Although this annual commemoration serves to highlight the struggle for press freedoms around the globe, the real work of securing these rights goes on daily in dozens of nations where reporters are threatened, jailed and killed.
The Committee to Protect Journalists reports that 262 reporters were imprisoned in 2017. 62 have been killed in 2018 and 58 are missing globally.
Meanwhile, in the United States, the press is facing major challenges from an adversarial presidential administration. [Read more…]
Someone with a backhoe somewhere severed some fiber optic cable, causing the San Diego Free Press, the OB Rag, and dozens of other sites to go offline late on Wednesday morning.
There was no Deep State conspiracy (that we know of).
We now resume our normal programming [Read more…]
Today’s column will come as a shocker to some folks. I’ve thought long and hard about this as someone who regularly offers up analysis of current events.
I grew up as a writer steeped in loathing for the establishment press. The hostility displayed towards the ideals and dreams of a generation that thought they could change the world needed to be answered. And our Smith-Corona typewriters were going to get it done.
Now I’m going to tell you the time has come where this attitude is counter-productive. A relentless assault on reason has led me to the conclusion that the best defense against propaganda is a flood of facts, even when the messengers aren’t on the same page as we are. [Read more…]
When is local TV not really local? According to reporting by ThinkProgress, Sinclair Broadcast Group provides its stations with content that each station is required to run as part of its local news programming. The content is referred to as ‘must run’ material. The stations do not identify the programming as having been provided by their corporate owner and thus this material appears to be from the local station itself. Deadspin recently posted a video that dramatically showcased this practice. How does this shady policy shape public perception? Here’s John Oliver in a segment from late last year after Sinclair had announced its plan to acquire Tribune Media. He expertly and hilariously points out the deceptive nature and pernicious consequences of this practice. [Read more…]

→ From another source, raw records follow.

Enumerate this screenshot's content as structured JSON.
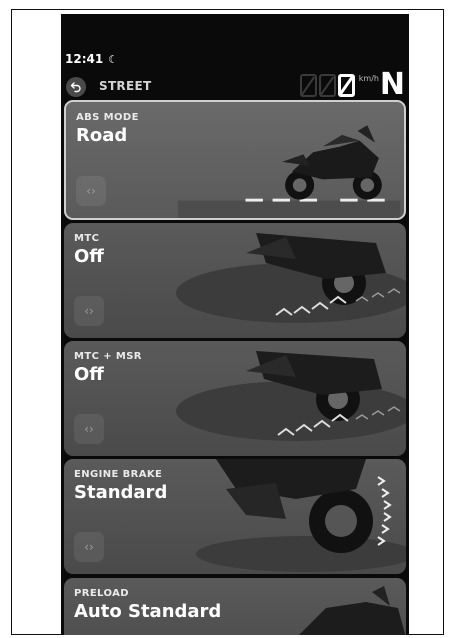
{
  "status_bar": {
    "time": "12:41",
    "moon_icon": "☾"
  },
  "header": {
    "ride_mode": "STREET",
    "speed_unit": "km/h",
    "gear": "N"
  },
  "cards": [
    {
      "title": "ABS MODE",
      "value": "Road",
      "toggle_icon": "‹›",
      "selected": true
    },
    {
      "title": "MTC",
      "value": "Off",
      "toggle_icon": "‹›",
      "selected": false
    },
    {
      "title": "MTC + MSR",
      "value": "Off",
      "toggle_icon": "‹›",
      "selected": false
    },
    {
      "title": "ENGINE BRAKE",
      "value": "Standard",
      "toggle_icon": "‹›",
      "selected": false
    },
    {
      "title": "PRELOAD",
      "value": "Auto Standard",
      "selected": false
    }
  ]
}
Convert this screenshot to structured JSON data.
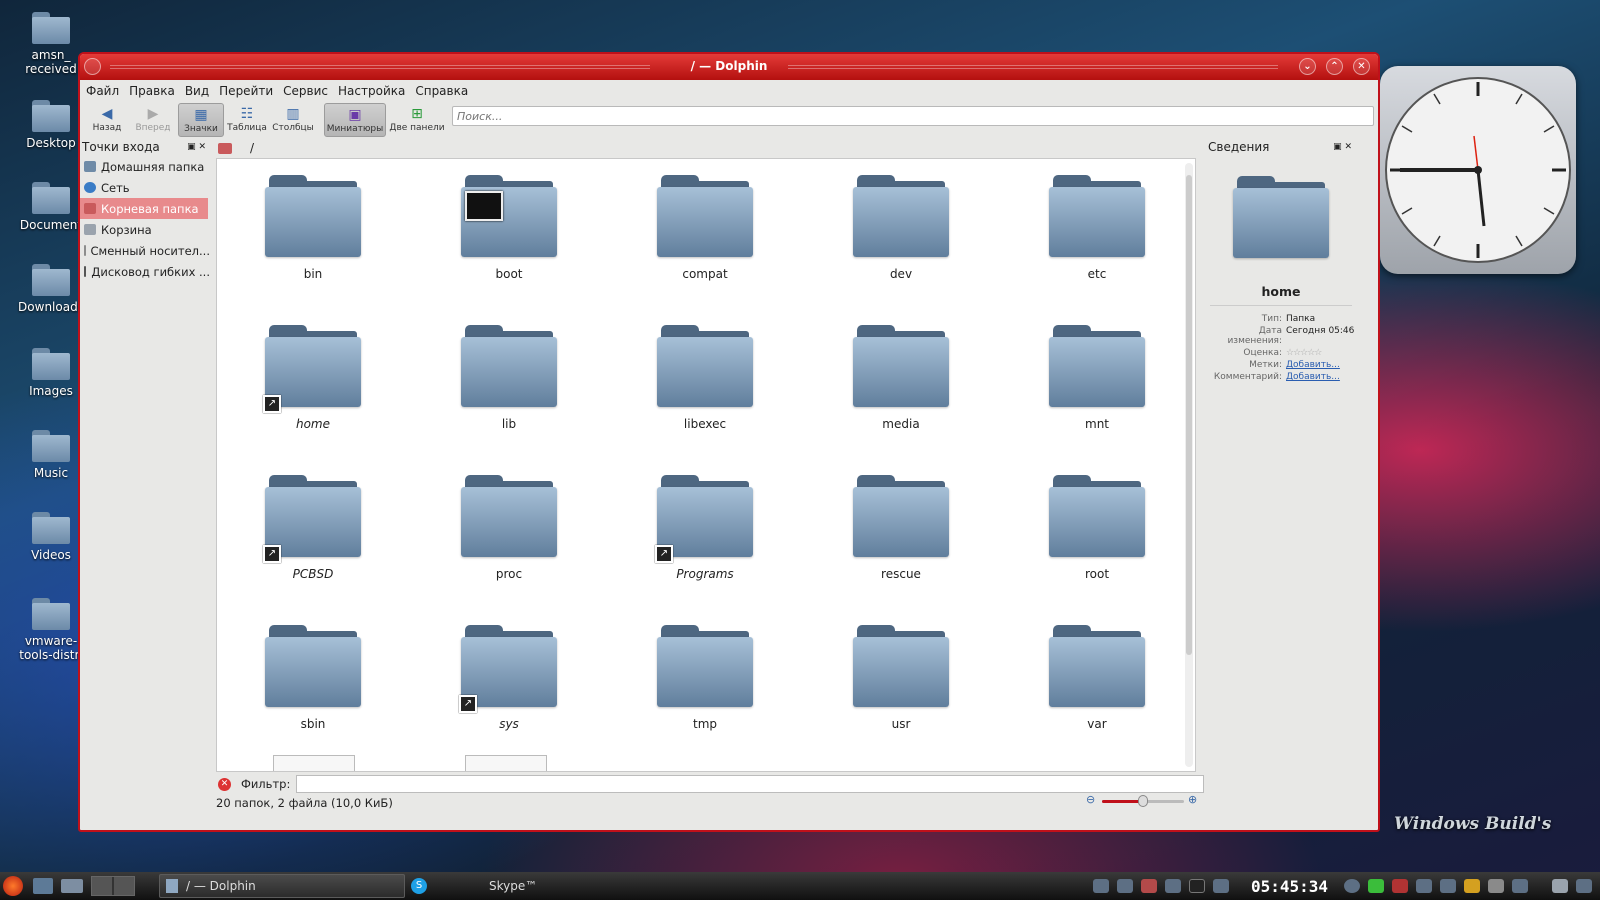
{
  "desktop": {
    "icons": [
      "amsn_\nreceived",
      "Desktop",
      "Document",
      "Downloads",
      "Images",
      "Music",
      "Videos",
      "vmware-\ntools-distri"
    ],
    "brand": "Windows Build's"
  },
  "window": {
    "title": "/ — Dolphin",
    "menu": [
      "Файл",
      "Правка",
      "Вид",
      "Перейти",
      "Сервис",
      "Настройка",
      "Справка"
    ],
    "toolbar": {
      "back": "Назад",
      "forward": "Вперед",
      "icons": "Значки",
      "table": "Таблица",
      "columns": "Столбцы",
      "thumbnails": "Миниатюры",
      "split": "Две панели"
    },
    "search_placeholder": "Поиск...",
    "location": "/",
    "places": {
      "title": "Точки входа",
      "items": [
        "Домашняя папка",
        "Сеть",
        "Корневая папка",
        "Корзина",
        "Сменный носител...",
        "Дисковод гибких ..."
      ]
    },
    "files": [
      {
        "name": "bin"
      },
      {
        "name": "boot"
      },
      {
        "name": "compat"
      },
      {
        "name": "dev"
      },
      {
        "name": "etc"
      },
      {
        "name": "home"
      },
      {
        "name": "lib"
      },
      {
        "name": "libexec"
      },
      {
        "name": "media"
      },
      {
        "name": "mnt"
      },
      {
        "name": "PCBSD"
      },
      {
        "name": "proc"
      },
      {
        "name": "Programs"
      },
      {
        "name": "rescue"
      },
      {
        "name": "root"
      },
      {
        "name": "sbin"
      },
      {
        "name": "sys"
      },
      {
        "name": "tmp"
      },
      {
        "name": "usr"
      },
      {
        "name": "var"
      }
    ],
    "filter_label": "Фильтр:",
    "status": "20 папок, 2 файла (10,0 КиБ)",
    "info": {
      "title": "Сведения",
      "name": "home",
      "type_label": "Тип:",
      "type_value": "Папка",
      "modified_label": "Дата\nизменения:",
      "modified_value": "Сегодня 05:46",
      "rating_label": "Оценка:",
      "rating_value": "☆☆☆☆☆",
      "tags_label": "Метки:",
      "tags_value": "Добавить...",
      "comment_label": "Комментарий:",
      "comment_value": "Добавить..."
    }
  },
  "taskbar": {
    "task_dolphin": "/ — Dolphin",
    "task_skype": "Skype™",
    "time": "05:45:34"
  }
}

There’s some disturbing news about our digital existence emerging. A company called Cambridge Analytica used data from Facebook to build psychographics to influence political perceptions and voting behavior. The profiles of 50 million users of the ubiquitous social media platform were harvested through a contract with a UK-based research firm (Global Science Research, GSR).
Investigations by the Intercept, the Guardian/Observer, the New York Times, and undercover footage from the British Channel 4 network reveal a company whose use and abuse of data–along with more conventional covert activities–crossed the line between consumer persuasion to political manipulation.
According to CNN, Cambridge Analytica whistleblower Christopher Wylie says the company tested Trump slogans such as “drain the swamp” and “deep state” as early as 2014, before Trump announced a presidential run. [Read more…]
Barbara McQuade, former U.S. attorney discusses with Rachel Maddow the significance of reports that Rick Gates, former Trump campaign staffer, has had a “Queen for a Day” interview with the Special Counsel Robert Mueller’s team. If true, this would likely mean a third co-operating witness for the team.
(Plus bonus archival clip of actual “Queen for a Day” episode!) [Read more…]
Ever noticed how Trump’s tweets seem to echo the coverage of content on Fox & Friends? You aren’t imagining things. Vox producers Carlos Maza and Coleman Lowndes present the results of a study by Alvin Chang that clearly show how material on the show is transformed almost directly into tweets! [Read more…]
By The Society of Professional Journalists, San Diego chapter
The San Diego chapter of the Society of Professional Journalists is deeply concerned about San Diego County government’s inappropriate treatment of journalist Kelly Davis after she exposed the deaths of dozens of people in its jails. Its action represents a failure of transparency and a misguided attack on a journalist instead of an attack on the very real and important problems she uncovered. [Read more…]